Data extracted from a collection

______________________________

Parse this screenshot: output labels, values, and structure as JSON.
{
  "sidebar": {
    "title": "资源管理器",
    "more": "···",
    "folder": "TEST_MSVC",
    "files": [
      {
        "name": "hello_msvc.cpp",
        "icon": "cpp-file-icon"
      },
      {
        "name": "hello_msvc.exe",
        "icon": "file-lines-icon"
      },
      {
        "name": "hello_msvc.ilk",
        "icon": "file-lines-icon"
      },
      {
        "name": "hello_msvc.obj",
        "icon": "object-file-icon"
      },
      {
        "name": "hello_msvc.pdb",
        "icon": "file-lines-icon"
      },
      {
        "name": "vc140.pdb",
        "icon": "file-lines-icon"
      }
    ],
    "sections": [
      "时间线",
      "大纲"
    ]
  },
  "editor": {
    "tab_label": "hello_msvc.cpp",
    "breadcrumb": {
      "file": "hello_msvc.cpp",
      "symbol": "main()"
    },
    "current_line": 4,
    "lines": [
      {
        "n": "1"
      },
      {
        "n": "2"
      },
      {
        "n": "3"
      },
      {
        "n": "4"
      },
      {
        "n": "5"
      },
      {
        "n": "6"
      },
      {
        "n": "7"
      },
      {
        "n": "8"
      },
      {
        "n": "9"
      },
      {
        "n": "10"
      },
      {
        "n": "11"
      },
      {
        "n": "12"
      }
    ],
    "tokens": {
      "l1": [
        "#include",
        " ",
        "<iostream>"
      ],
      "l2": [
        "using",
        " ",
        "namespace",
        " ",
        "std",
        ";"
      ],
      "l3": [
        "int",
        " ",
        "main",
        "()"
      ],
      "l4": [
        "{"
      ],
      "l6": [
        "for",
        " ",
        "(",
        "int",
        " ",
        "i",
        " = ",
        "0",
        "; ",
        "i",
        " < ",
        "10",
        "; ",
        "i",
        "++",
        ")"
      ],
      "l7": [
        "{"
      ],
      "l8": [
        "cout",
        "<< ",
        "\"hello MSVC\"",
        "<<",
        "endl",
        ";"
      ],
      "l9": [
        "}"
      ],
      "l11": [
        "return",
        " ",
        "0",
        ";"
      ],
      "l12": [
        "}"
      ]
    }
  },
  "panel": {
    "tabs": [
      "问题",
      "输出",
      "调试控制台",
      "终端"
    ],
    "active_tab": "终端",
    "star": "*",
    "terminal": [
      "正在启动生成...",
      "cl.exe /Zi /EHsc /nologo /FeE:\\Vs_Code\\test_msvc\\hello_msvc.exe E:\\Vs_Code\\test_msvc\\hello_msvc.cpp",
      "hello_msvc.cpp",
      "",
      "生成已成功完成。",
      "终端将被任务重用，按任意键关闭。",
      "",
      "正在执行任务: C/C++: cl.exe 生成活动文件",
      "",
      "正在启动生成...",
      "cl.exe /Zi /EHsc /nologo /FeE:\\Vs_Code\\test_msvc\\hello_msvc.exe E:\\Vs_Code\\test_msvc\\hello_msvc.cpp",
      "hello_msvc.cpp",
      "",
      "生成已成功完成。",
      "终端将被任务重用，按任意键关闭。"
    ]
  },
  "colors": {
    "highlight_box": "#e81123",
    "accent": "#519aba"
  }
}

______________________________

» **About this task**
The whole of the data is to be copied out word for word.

» **Output for this task**
Parse this screenshot: output labels, values, and structure as JSON.
{
  "sidebar": {
    "title": "资源管理器",
    "more": "···",
    "folder": "TEST_MSVC",
    "files": [
      {
        "name": "hello_msvc.cpp",
        "icon": "cpp-file-icon"
      },
      {
        "name": "hello_msvc.exe",
        "icon": "file-lines-icon"
      },
      {
        "name": "hello_msvc.ilk",
        "icon": "file-lines-icon"
      },
      {
        "name": "hello_msvc.obj",
        "icon": "object-file-icon"
      },
      {
        "name": "hello_msvc.pdb",
        "icon": "file-lines-icon"
      },
      {
        "name": "vc140.pdb",
        "icon": "file-lines-icon"
      }
    ],
    "sections": [
      "时间线",
      "大纲"
    ]
  },
  "editor": {
    "tab_label": "hello_msvc.cpp",
    "breadcrumb": {
      "file": "hello_msvc.cpp",
      "symbol": "main()"
    },
    "current_line": 4,
    "lines": [
      {
        "n": "1"
      },
      {
        "n": "2"
      },
      {
        "n": "3"
      },
      {
        "n": "4"
      },
      {
        "n": "5"
      },
      {
        "n": "6"
      },
      {
        "n": "7"
      },
      {
        "n": "8"
      },
      {
        "n": "9"
      },
      {
        "n": "10"
      },
      {
        "n": "11"
      },
      {
        "n": "12"
      }
    ],
    "tokens": {
      "l1": [
        "#include",
        " ",
        "<iostream>"
      ],
      "l2": [
        "using",
        " ",
        "namespace",
        " ",
        "std",
        ";"
      ],
      "l3": [
        "int",
        " ",
        "main",
        "()"
      ],
      "l4": [
        "{"
      ],
      "l6": [
        "for",
        " ",
        "(",
        "int",
        " ",
        "i",
        " = ",
        "0",
        "; ",
        "i",
        " < ",
        "10",
        "; ",
        "i",
        "++",
        ")"
      ],
      "l7": [
        "{"
      ],
      "l8": [
        "cout",
        "<< ",
        "\"hello MSVC\"",
        "<<",
        "endl",
        ";"
      ],
      "l9": [
        "}"
      ],
      "l11": [
        "return",
        " ",
        "0",
        ";"
      ],
      "l12": [
        "}"
      ]
    }
  },
  "panel": {
    "tabs": [
      "问题",
      "输出",
      "调试控制台",
      "终端"
    ],
    "active_tab": "终端",
    "star": "*",
    "terminal": [
      "正在启动生成...",
      "cl.exe /Zi /EHsc /nologo /FeE:\\Vs_Code\\test_msvc\\hello_msvc.exe E:\\Vs_Code\\test_msvc\\hello_msvc.cpp",
      "hello_msvc.cpp",
      "",
      "生成已成功完成。",
      "终端将被任务重用，按任意键关闭。",
      "",
      "正在执行任务: C/C++: cl.exe 生成活动文件",
      "",
      "正在启动生成...",
      "cl.exe /Zi /EHsc /nologo /FeE:\\Vs_Code\\test_msvc\\hello_msvc.exe E:\\Vs_Code\\test_msvc\\hello_msvc.cpp",
      "hello_msvc.cpp",
      "",
      "生成已成功完成。",
      "终端将被任务重用，按任意键关闭。"
    ]
  },
  "colors": {
    "highlight_box": "#e81123",
    "accent": "#519aba"
  }
}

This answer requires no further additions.